By JR on Monday, January 23, 2012
CROSSING the Murray felt significant. It was sunny and, after years, we were coming home to good ol' Newsouth, where it is always sunny and always Saturday morning, and the unimpeachable joys of childhood dwell in a never-to-be-disturbed bliss. The real significance hit later.
If I were a plumber, accountant or massage therapist, it would have been irrelevant: one could live in Melbourne one week then move to Sydney the next and simply front up to an employer and say: "Yep, I'm fully qualified, vastly experienced and I've just moved interstate." If the paperwork was up to scratch and they fitted the job description, it'd be: "No worries. Start on Monday."
Teachers, however, are different. We are what you might call the professional equivalent of refugees, fleeing the presumed disastrous condition of education of other Australian states.
Of course, before you can set foot inside a school, you're whipped off to the Institute of Teachers, where sniffer dogs investigate your deodorant status. That done, you front up to a corpse-like quasi KGB agent with perfect dentures and an interest in your credentials bordering on the pathological.
Don't get me wrong, I understand the need for caution; I'm cool with the fact that they need to see every piece of documentation I've received since I was 18, potentially even shopping dockets and bus tickets. This is standard bureaucratic fare.
After the interview, I go home and wait. And wait. Five weeks on, there's a letter: "Further documentation required." Nothing wrong with being thorough.
"Mother's birth certificate." Could be tricky. I google "Irish Embassy". Another six weeks and the necessaries are in the mail, with a note confessing how hard it is to feed a family without a job and could they maybe speed the process up a tad?
Ninety-seven days exactly after that fateful river crossing, I receive permission to teach in the state of NSW. My wife and children are too weak with hunger to join in the celebration.
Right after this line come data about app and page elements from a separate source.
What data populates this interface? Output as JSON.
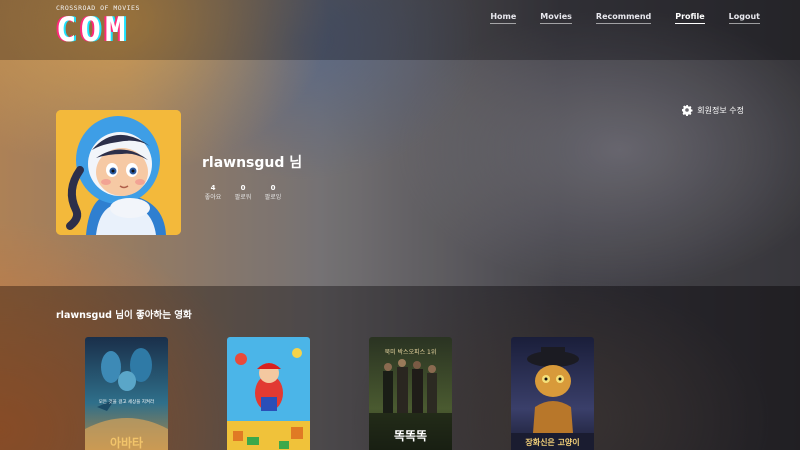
{
  "header": {
    "logo_tagline": "CROSSROAD OF MOVIES",
    "logo_word": "COM",
    "nav": [
      {
        "label": "Home"
      },
      {
        "label": "Movies"
      },
      {
        "label": "Recommend"
      },
      {
        "label": "Profile",
        "active": true
      },
      {
        "label": "Logout"
      }
    ]
  },
  "profile": {
    "username": "rlawnsgud 님",
    "edit_label": "회원정보 수정",
    "stats": [
      {
        "value": "4",
        "label": "좋아요"
      },
      {
        "value": "0",
        "label": "팔로워"
      },
      {
        "value": "0",
        "label": "팔로잉"
      }
    ]
  },
  "liked": {
    "title": "rlawnsgud 님이 좋아하는 영화",
    "posters": [
      {
        "title": "아바타",
        "tagline": "모든 것을 걸고 세상을 지켜라"
      },
      {
        "title": "",
        "tagline": ""
      },
      {
        "title": "똑똑똑",
        "tagline": "",
        "top_text": "북미 박스오피스 1위"
      },
      {
        "title": "장화신은 고양이",
        "tagline": ""
      }
    ]
  },
  "colors": {
    "accent_pink": "#ff2a7a",
    "accent_cyan": "#1ee3ff",
    "avatar_bg": "#f3b93b"
  }
}
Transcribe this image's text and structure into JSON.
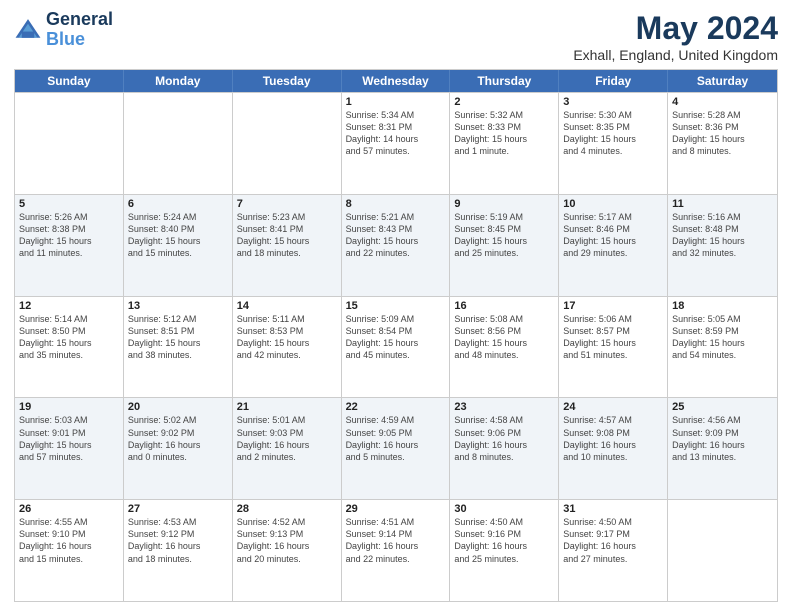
{
  "header": {
    "logo_line1": "General",
    "logo_line2": "Blue",
    "title": "May 2024",
    "subtitle": "Exhall, England, United Kingdom"
  },
  "day_headers": [
    "Sunday",
    "Monday",
    "Tuesday",
    "Wednesday",
    "Thursday",
    "Friday",
    "Saturday"
  ],
  "weeks": [
    [
      {
        "num": "",
        "info": "",
        "empty": true
      },
      {
        "num": "",
        "info": "",
        "empty": true
      },
      {
        "num": "",
        "info": "",
        "empty": true
      },
      {
        "num": "1",
        "info": "Sunrise: 5:34 AM\nSunset: 8:31 PM\nDaylight: 14 hours\nand 57 minutes."
      },
      {
        "num": "2",
        "info": "Sunrise: 5:32 AM\nSunset: 8:33 PM\nDaylight: 15 hours\nand 1 minute."
      },
      {
        "num": "3",
        "info": "Sunrise: 5:30 AM\nSunset: 8:35 PM\nDaylight: 15 hours\nand 4 minutes."
      },
      {
        "num": "4",
        "info": "Sunrise: 5:28 AM\nSunset: 8:36 PM\nDaylight: 15 hours\nand 8 minutes."
      }
    ],
    [
      {
        "num": "5",
        "info": "Sunrise: 5:26 AM\nSunset: 8:38 PM\nDaylight: 15 hours\nand 11 minutes."
      },
      {
        "num": "6",
        "info": "Sunrise: 5:24 AM\nSunset: 8:40 PM\nDaylight: 15 hours\nand 15 minutes."
      },
      {
        "num": "7",
        "info": "Sunrise: 5:23 AM\nSunset: 8:41 PM\nDaylight: 15 hours\nand 18 minutes."
      },
      {
        "num": "8",
        "info": "Sunrise: 5:21 AM\nSunset: 8:43 PM\nDaylight: 15 hours\nand 22 minutes."
      },
      {
        "num": "9",
        "info": "Sunrise: 5:19 AM\nSunset: 8:45 PM\nDaylight: 15 hours\nand 25 minutes."
      },
      {
        "num": "10",
        "info": "Sunrise: 5:17 AM\nSunset: 8:46 PM\nDaylight: 15 hours\nand 29 minutes."
      },
      {
        "num": "11",
        "info": "Sunrise: 5:16 AM\nSunset: 8:48 PM\nDaylight: 15 hours\nand 32 minutes."
      }
    ],
    [
      {
        "num": "12",
        "info": "Sunrise: 5:14 AM\nSunset: 8:50 PM\nDaylight: 15 hours\nand 35 minutes."
      },
      {
        "num": "13",
        "info": "Sunrise: 5:12 AM\nSunset: 8:51 PM\nDaylight: 15 hours\nand 38 minutes."
      },
      {
        "num": "14",
        "info": "Sunrise: 5:11 AM\nSunset: 8:53 PM\nDaylight: 15 hours\nand 42 minutes."
      },
      {
        "num": "15",
        "info": "Sunrise: 5:09 AM\nSunset: 8:54 PM\nDaylight: 15 hours\nand 45 minutes."
      },
      {
        "num": "16",
        "info": "Sunrise: 5:08 AM\nSunset: 8:56 PM\nDaylight: 15 hours\nand 48 minutes."
      },
      {
        "num": "17",
        "info": "Sunrise: 5:06 AM\nSunset: 8:57 PM\nDaylight: 15 hours\nand 51 minutes."
      },
      {
        "num": "18",
        "info": "Sunrise: 5:05 AM\nSunset: 8:59 PM\nDaylight: 15 hours\nand 54 minutes."
      }
    ],
    [
      {
        "num": "19",
        "info": "Sunrise: 5:03 AM\nSunset: 9:01 PM\nDaylight: 15 hours\nand 57 minutes."
      },
      {
        "num": "20",
        "info": "Sunrise: 5:02 AM\nSunset: 9:02 PM\nDaylight: 16 hours\nand 0 minutes."
      },
      {
        "num": "21",
        "info": "Sunrise: 5:01 AM\nSunset: 9:03 PM\nDaylight: 16 hours\nand 2 minutes."
      },
      {
        "num": "22",
        "info": "Sunrise: 4:59 AM\nSunset: 9:05 PM\nDaylight: 16 hours\nand 5 minutes."
      },
      {
        "num": "23",
        "info": "Sunrise: 4:58 AM\nSunset: 9:06 PM\nDaylight: 16 hours\nand 8 minutes."
      },
      {
        "num": "24",
        "info": "Sunrise: 4:57 AM\nSunset: 9:08 PM\nDaylight: 16 hours\nand 10 minutes."
      },
      {
        "num": "25",
        "info": "Sunrise: 4:56 AM\nSunset: 9:09 PM\nDaylight: 16 hours\nand 13 minutes."
      }
    ],
    [
      {
        "num": "26",
        "info": "Sunrise: 4:55 AM\nSunset: 9:10 PM\nDaylight: 16 hours\nand 15 minutes."
      },
      {
        "num": "27",
        "info": "Sunrise: 4:53 AM\nSunset: 9:12 PM\nDaylight: 16 hours\nand 18 minutes."
      },
      {
        "num": "28",
        "info": "Sunrise: 4:52 AM\nSunset: 9:13 PM\nDaylight: 16 hours\nand 20 minutes."
      },
      {
        "num": "29",
        "info": "Sunrise: 4:51 AM\nSunset: 9:14 PM\nDaylight: 16 hours\nand 22 minutes."
      },
      {
        "num": "30",
        "info": "Sunrise: 4:50 AM\nSunset: 9:16 PM\nDaylight: 16 hours\nand 25 minutes."
      },
      {
        "num": "31",
        "info": "Sunrise: 4:50 AM\nSunset: 9:17 PM\nDaylight: 16 hours\nand 27 minutes."
      },
      {
        "num": "",
        "info": "",
        "empty": true
      }
    ]
  ]
}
I ring the Institute and thank them warmly, but I still have one query concerning the 40 per cent cut in my rate of pay.
"A New Scheme teacher," the officer explains, "is a graduate teacher, or equivalent."
"Then there must be some mistake, because I've been a teacher for 20 …"
"Or equivalent," she repeats. "You haven't taught in NSW for the past five years." "Yes but," I begin. "In New South Wales."
And the articulation of that name is nothing less than the passing of a sentence. I break down and beg forgiveness. She's not sure what the policy is on that, but she'll get back to me.